ACTIVITY: Your answer should be every line from the records that contains "title".

MATERIAL FOR THE TASK:
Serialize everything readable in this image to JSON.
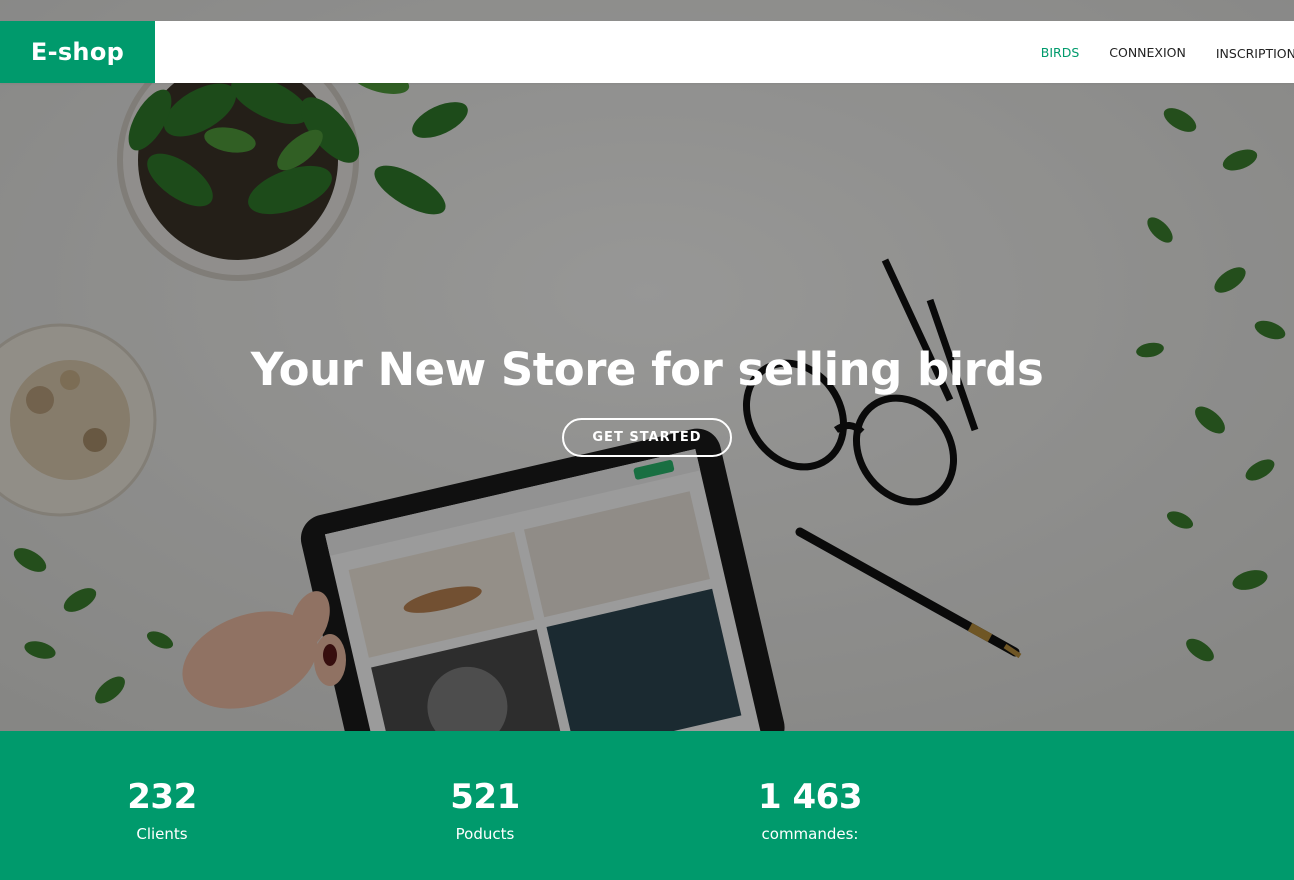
{
  "brand": {
    "name": "E-shop",
    "accent_color": "#009a6c"
  },
  "nav": {
    "items": [
      {
        "label": "BIRDS",
        "active": true
      },
      {
        "label": "CONNEXION",
        "active": false
      },
      {
        "label": "INSCRIPTION",
        "active": false
      }
    ]
  },
  "hero": {
    "title": "Your New Store for selling birds",
    "cta_label": "GET STARTED",
    "background": "desk-flatlay-photo"
  },
  "stats": [
    {
      "value": "232",
      "label": "Clients"
    },
    {
      "value": "521",
      "label": "Poducts"
    },
    {
      "value": "1 463",
      "label": "commandes:"
    }
  ]
}
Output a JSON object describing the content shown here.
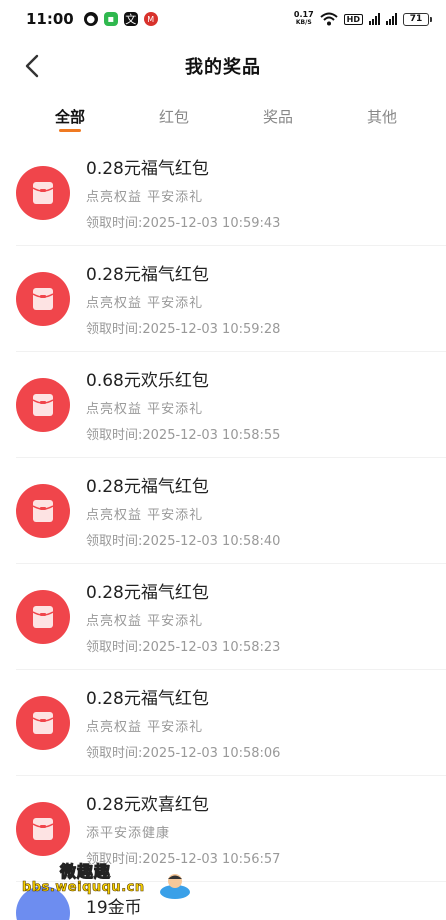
{
  "status_bar": {
    "time": "11:00",
    "net_speed_value": "0.17",
    "net_speed_unit": "KB/S",
    "hd_label": "HD",
    "battery": "71"
  },
  "header": {
    "title": "我的奖品"
  },
  "tabs": [
    {
      "label": "全部",
      "active": true
    },
    {
      "label": "红包",
      "active": false
    },
    {
      "label": "奖品",
      "active": false
    },
    {
      "label": "其他",
      "active": false
    }
  ],
  "prizes": [
    {
      "name": "0.28元福气红包",
      "desc": "点亮权益 平安添礼",
      "time": "领取时间:2025-12-03 10:59:43"
    },
    {
      "name": "0.28元福气红包",
      "desc": "点亮权益 平安添礼",
      "time": "领取时间:2025-12-03 10:59:28"
    },
    {
      "name": "0.68元欢乐红包",
      "desc": "点亮权益 平安添礼",
      "time": "领取时间:2025-12-03 10:58:55"
    },
    {
      "name": "0.28元福气红包",
      "desc": "点亮权益 平安添礼",
      "time": "领取时间:2025-12-03 10:58:40"
    },
    {
      "name": "0.28元福气红包",
      "desc": "点亮权益 平安添礼",
      "time": "领取时间:2025-12-03 10:58:23"
    },
    {
      "name": "0.28元福气红包",
      "desc": "点亮权益 平安添礼",
      "time": "领取时间:2025-12-03 10:58:06"
    },
    {
      "name": "0.28元欢喜红包",
      "desc": "添平安添健康",
      "time": "领取时间:2025-12-03 10:56:57"
    }
  ],
  "partial_item": {
    "name": "19金币"
  },
  "watermark": {
    "cn": "微趣趣",
    "url": "bbs.weiququ.cn"
  },
  "colors": {
    "accent": "#f07a22",
    "red_envelope": "#f0454b",
    "coin_icon": "#6d8df0"
  }
}
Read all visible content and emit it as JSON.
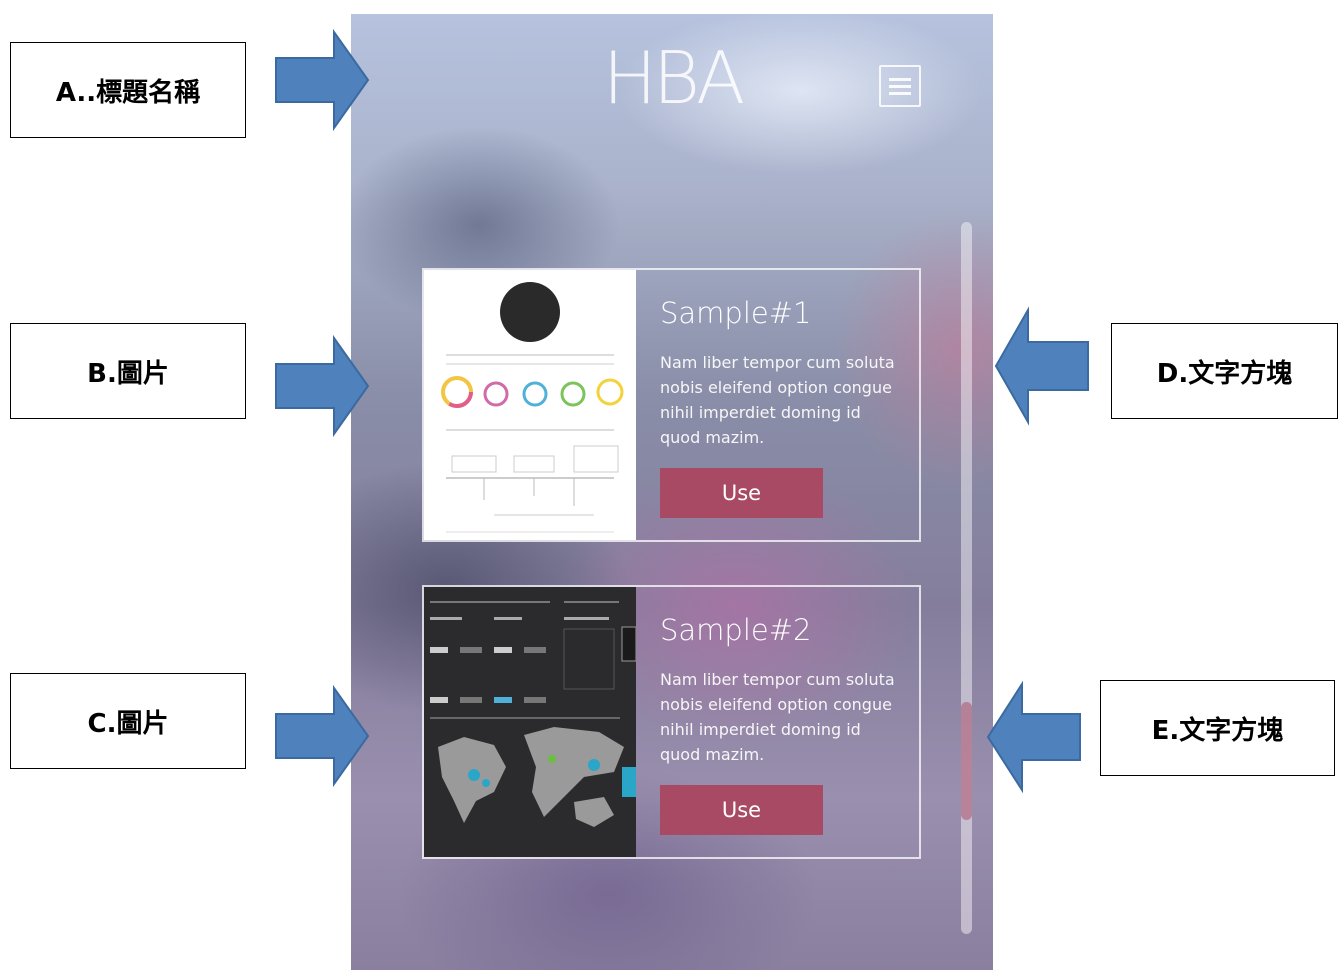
{
  "app": {
    "title": "HBA"
  },
  "cards": [
    {
      "title": "Sample#1",
      "text": "Nam liber tempor cum soluta nobis eleifend option congue nihil imperdiet doming id quod mazim.",
      "button_label": "Use"
    },
    {
      "title": "Sample#2",
      "text": "Nam liber tempor cum soluta nobis eleifend option congue nihil imperdiet doming id quod mazim.",
      "button_label": "Use"
    }
  ],
  "annotations": {
    "a": "A..標題名稱",
    "b": "B.圖片",
    "c": "C.圖片",
    "d": "D.文字方塊",
    "e": "E.文字方塊"
  },
  "colors": {
    "accent_button": "#a84a63",
    "arrow": "#4f81bd"
  },
  "icons": {
    "menu": "list-menu-icon"
  }
}
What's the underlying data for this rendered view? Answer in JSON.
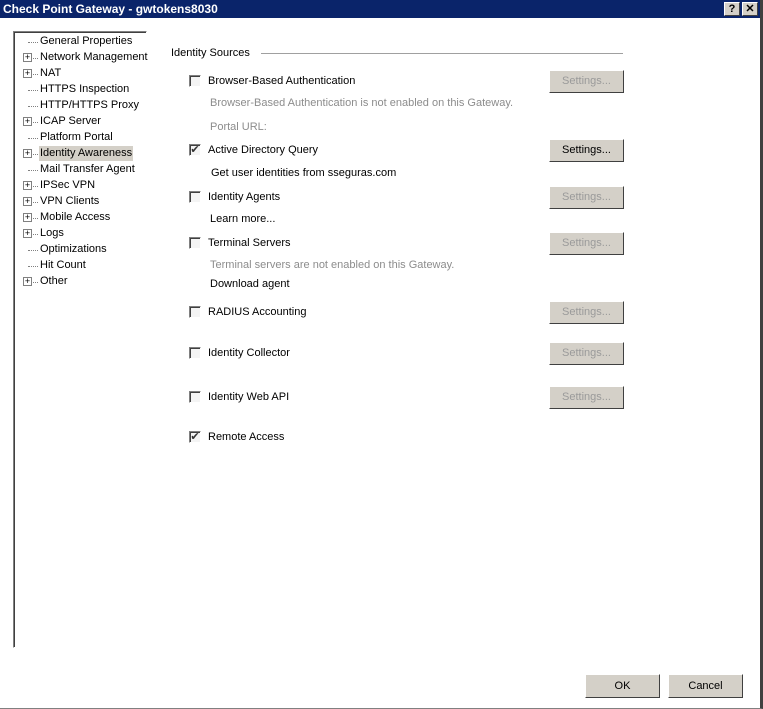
{
  "window": {
    "title": "Check Point Gateway - gwtokens8030",
    "help_label": "?",
    "close_label": "✕"
  },
  "tree": [
    {
      "label": "General Properties",
      "expandable": false
    },
    {
      "label": "Network Management",
      "expandable": true
    },
    {
      "label": "NAT",
      "expandable": true
    },
    {
      "label": "HTTPS Inspection",
      "expandable": false
    },
    {
      "label": "HTTP/HTTPS Proxy",
      "expandable": false
    },
    {
      "label": "ICAP Server",
      "expandable": true
    },
    {
      "label": "Platform Portal",
      "expandable": false
    },
    {
      "label": "Identity Awareness",
      "expandable": true,
      "selected": true
    },
    {
      "label": "Mail Transfer Agent",
      "expandable": false
    },
    {
      "label": "IPSec VPN",
      "expandable": true
    },
    {
      "label": "VPN Clients",
      "expandable": true
    },
    {
      "label": "Mobile Access",
      "expandable": true
    },
    {
      "label": "Logs",
      "expandable": true
    },
    {
      "label": "Optimizations",
      "expandable": false
    },
    {
      "label": "Hit Count",
      "expandable": false
    },
    {
      "label": "Other",
      "expandable": true
    }
  ],
  "identity_sources": {
    "title": "Identity Sources",
    "settings_label": "Settings...",
    "browser_auth": {
      "label": "Browser-Based Authentication",
      "checked": false,
      "note": "Browser-Based Authentication is not enabled on this Gateway.",
      "portal": "Portal URL:"
    },
    "ad_query": {
      "label": "Active Directory Query",
      "checked": true,
      "note": "Get user identities from sseguras.com"
    },
    "identity_agents": {
      "label": "Identity Agents",
      "checked": false,
      "link": "Learn more..."
    },
    "terminal_servers": {
      "label": "Terminal Servers",
      "checked": false,
      "note": "Terminal servers are not enabled on this Gateway.",
      "link": "Download agent"
    },
    "radius": {
      "label": "RADIUS Accounting",
      "checked": false
    },
    "collector": {
      "label": "Identity Collector",
      "checked": false
    },
    "web_api": {
      "label": "Identity Web API",
      "checked": false
    },
    "remote_access": {
      "label": "Remote Access",
      "checked": true
    }
  },
  "footer": {
    "ok": "OK",
    "cancel": "Cancel"
  }
}
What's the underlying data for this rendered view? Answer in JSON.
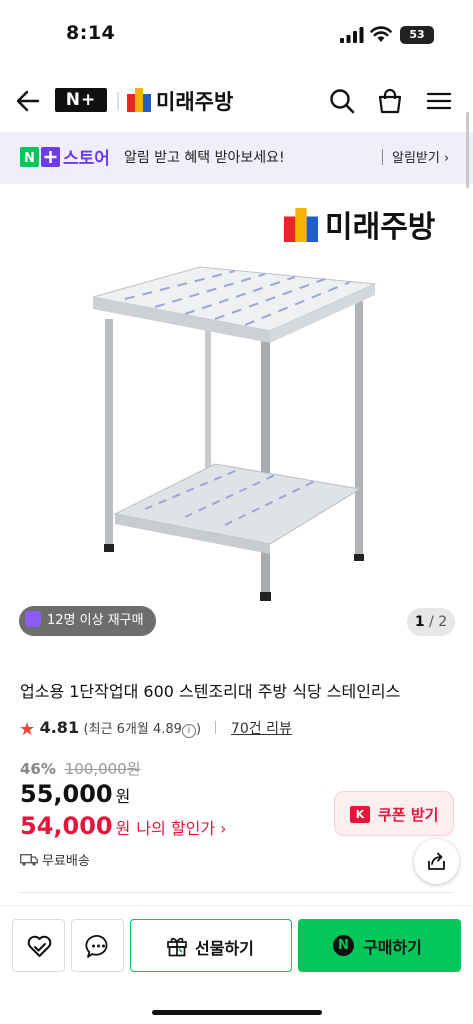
{
  "status_bar": {
    "time": "8:14",
    "battery": "53"
  },
  "header": {
    "store_badge": "N+",
    "brand_name": "미래주방"
  },
  "banner": {
    "store_badge": "N+",
    "store_label": "스토어",
    "message": "알림 받고 혜택 받아보세요!",
    "subscribe_label": "알림받기 ›"
  },
  "product_image": {
    "brand_name": "미래주방",
    "rebuy_badge": "12명 이상 재구매",
    "image_index": "1",
    "image_total": "2"
  },
  "product": {
    "title": "업소용 1단작업대 600 스텐조리대 주방 식당 스테인리스",
    "rating": "4.81",
    "recent_rating": "(최근 6개월 4.89",
    "recent_rating_end": ")",
    "review_count": "70건 리뷰",
    "discount_pct": "46%",
    "original_price": "100,000원",
    "price": "55,000",
    "price_unit": "원",
    "my_price": "54,000",
    "my_price_unit": "원",
    "my_price_label": "나의 할인가 ›",
    "coupon_icon": "K",
    "coupon_label": "쿠폰 받기",
    "shipping": "무료배송"
  },
  "bottom_bar": {
    "gift_label": "선물하기",
    "buy_icon": "N",
    "buy_label": "구매하기"
  },
  "colors": {
    "naver_green": "#03c75a",
    "accent_red": "#e5153c",
    "store_purple": "#6a3de8",
    "banner_bg": "#f1eefb"
  },
  "icons": [
    "back-arrow-icon",
    "search-icon",
    "shopping-bag-icon",
    "menu-icon",
    "info-icon",
    "coupon-icon",
    "truck-icon",
    "share-icon",
    "wishlist-heart-icon",
    "talk-icon",
    "gift-icon",
    "naver-pay-icon"
  ]
}
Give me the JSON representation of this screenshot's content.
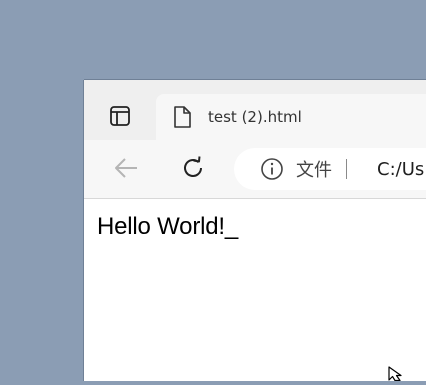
{
  "tab": {
    "title": "test (2).html"
  },
  "address_bar": {
    "label": "文件",
    "url": "C:/Us"
  },
  "page": {
    "text": "Hello World!_"
  },
  "icons": {
    "tab_actions": "tab-actions-icon",
    "favicon": "document-icon",
    "back": "back-arrow-icon",
    "refresh": "refresh-icon",
    "info": "info-icon",
    "cursor": "mouse-cursor-icon"
  },
  "colors": {
    "desktop": "#8b9db4",
    "tabstrip": "#efefef",
    "toolbar": "#f7f7f7",
    "page": "#ffffff"
  }
}
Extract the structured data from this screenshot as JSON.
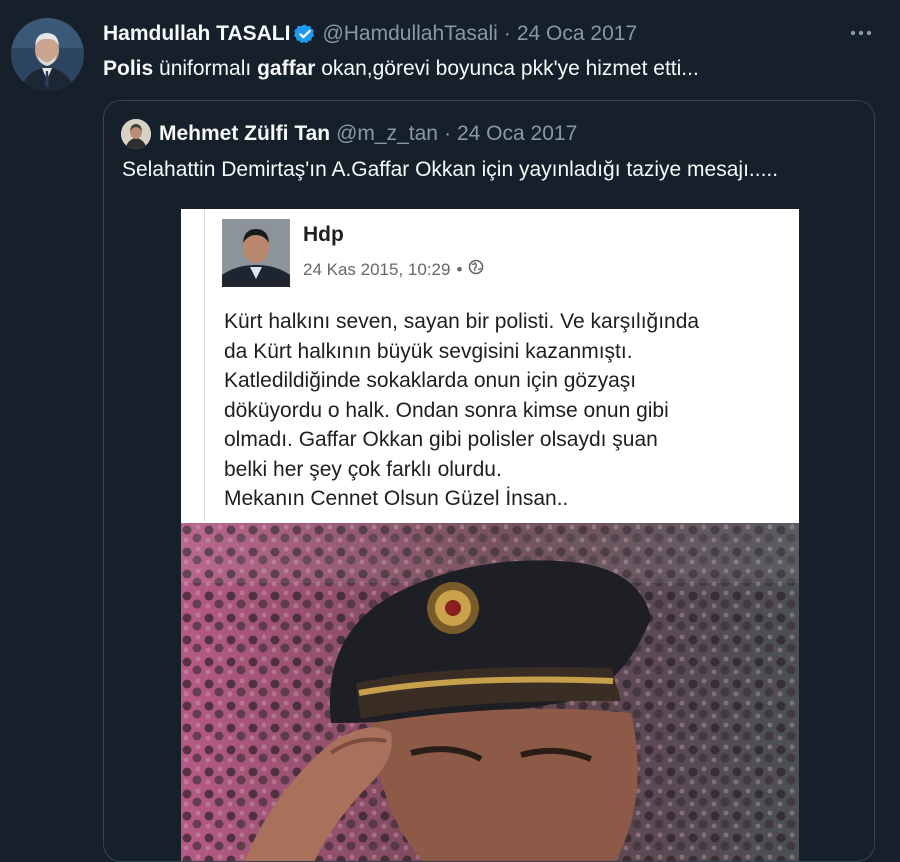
{
  "tweet": {
    "display_name": "Hamdullah TASALI",
    "handle": "@HamdullahTasali",
    "separator": "·",
    "date": "24 Oca 2017",
    "text_bold_1": "Polis",
    "text_part_1": " üniformalı ",
    "text_bold_2": "gaffar",
    "text_part_2": " okan,görevi boyunca pkk'ye hizmet etti...",
    "icons": {
      "verified": "verified-badge-icon",
      "more": "more-options-icon"
    },
    "colors": {
      "background": "#15202b",
      "secondary_text": "#8b98a5",
      "verified": "#1d9bf0",
      "border": "#38444d"
    }
  },
  "quote": {
    "display_name": "Mehmet Zülfi Tan",
    "handle": "@m_z_tan",
    "separator": "·",
    "date": "24 Oca 2017",
    "text": "Selahattin Demirtaş'ın A.Gaffar Okkan için yayınladığı taziye mesajı.....",
    "media": {
      "post": {
        "page_name": "Hdp",
        "timestamp": "24 Kas 2015, 10:29",
        "meta_separator": "•",
        "privacy_icon": "globe-icon",
        "body_lines": [
          "Kürt halkını seven, sayan bir polisti. Ve karşılığında",
          "da Kürt halkının büyük sevgisini kazanmıştı.",
          "Katledildiğinde sokaklarda onun için gözyaşı",
          "döküyordu o halk. Ondan sonra kimse onun gibi",
          "olmadı. Gaffar Okkan gibi polisler olsaydı şuan",
          "belki her şey çok farklı olurdu.",
          "Mekanın Cennet Olsun Güzel İnsan.."
        ]
      }
    }
  }
}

FINISHED EXERCISE:
    "title": "Your New Store for selling birds",
    "title": "我的奖品"
    "title": "HBA"
      "title": "Sample#1",
      "title": "Sample#2",
    "title": "Check Point Gateway - gwtokens8030",
    "title": "Identity Sources",
    "title": "업소용 1단작업대 600 스텐조리대 주방 식당 스테인리스",
    "title": "test (2).html"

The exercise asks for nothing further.